    actual trailer (for the original XBLA release) might be a little bit helpful too

  2. Swabbleflange says:

    It’s a really great little game. I never finished it due to selling my 360 in a fit of pique over Gold accounts, but I’ll surely be dipping again on PC.

  3. trjp says:

    I’ve been a (less than useful, I suspect – too busy atm) Beta tester on this and it’s as much fun on PC as it was on XBOX – but it will have ‘extras’ when it arrives (I’ll let MagicalTimeBean do all the revealing later).

    MTB’s Soulcaster ports were spot-on (if anything I think they work BETTER with a keyboard than a controller) – and he’s keeping-up the attention to detail as much as possible.

    I should probably head-off the issue that it’s a fixed-res game tho – it can be scaled to fit your screen but it won’t be awfully pretty when you do that!!

  4. ChainsawCharlie says:

    MagicalTimeBean are awesome. Nice to see a PC version of this.

  5. Keith Nemitz says:

    More good stuff from MagicalTimeBean! I hear it’ll have twice as many levels as the XBLIG release.

  6. Dominic White says:

    Complaining about pixel-art seems to be the new thing, so I’ll just throw out this thought experiment:

    Draw an 8-bit style character sprite. Maybe 16 x 16 pixels, 8 colors. Not too hard, right?
    Try a 16-bit style character sprite. 32 x 32 pixels, 16-32 colors. Significantly harder. Much more skill needed. You probably can’t get away with a 3-frame run animation either. Maybe six.
    Perhaps a Saturn/PSX era character sprite? 64 x 64, needs smoother animations, so many more frames required, much deeper palette needed.

    The art costs increase exponentially with each technology generation imitated. And you could do 3D art, but that requires a whole different skill-set.

    • Leandro says:

      Also, low-res pixel art has a fantastic iconic feel to it, not even mentioning the nostalgia. Much less boring than a photorealistic goat or something like that.

      I honestly love this style of graphics, just take a look at beautiful games like Spelunky, Cave Story, Wizrob, Vlambeer’s games, just to cite retro looking games on the modern PC. Low-res 2D is done to this day because it can be less demanding (even this is arguable, they certainly require ingenuity and skill from the artist), but most importantly, because can look freaking amazing.

  7. Dreforian says:

    Darnit. Escape Goat was going to be the name of my garage band too!

  8. MagicalTimeBean says:

    Thanks everyone for your kind words. It’s great to get a feature like this and then get extra support in the comments section.

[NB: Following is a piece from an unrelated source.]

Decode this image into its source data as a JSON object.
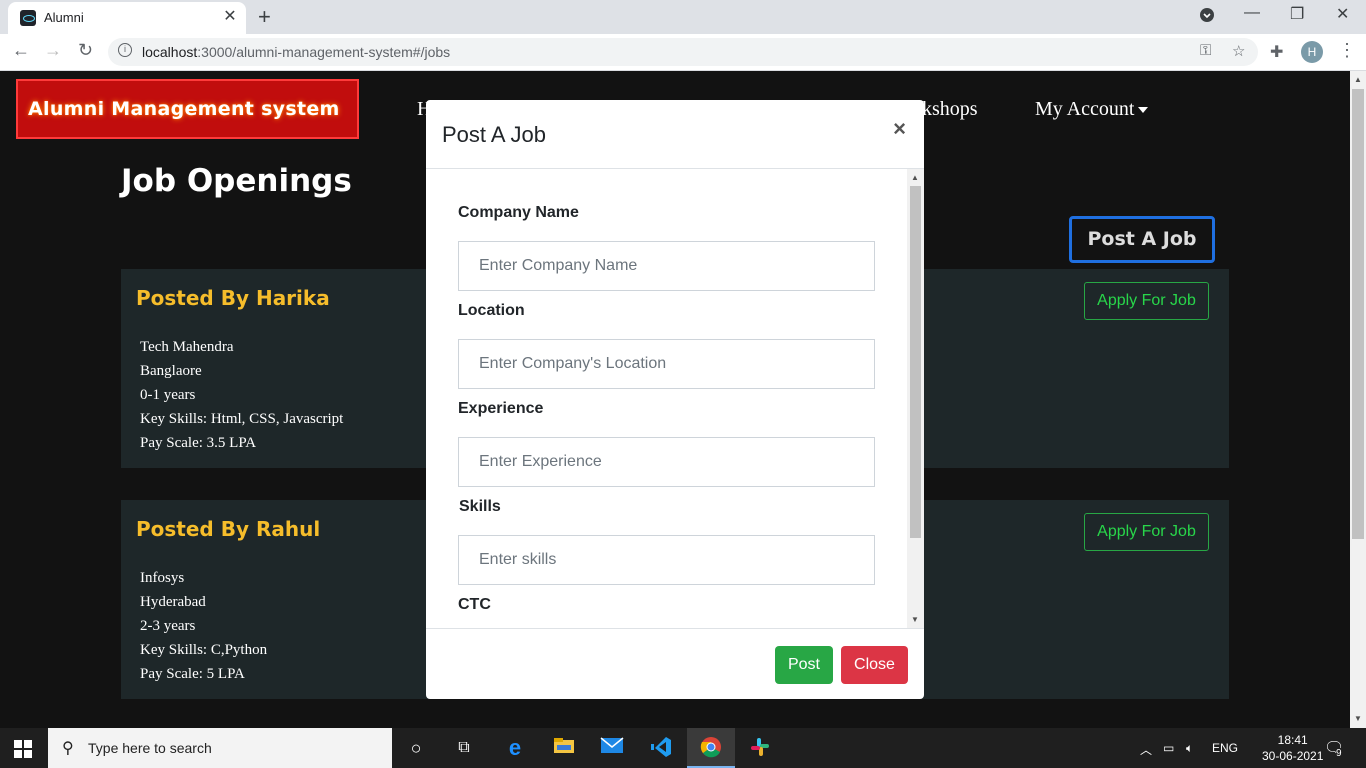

I can’t wait to release this game next month, it’s something I’m really proud of.

    @Dominic White, you hit the nail on the head… art takes me a long time to do, so I went for a very low res look so I could focus on the more vital parts of the game.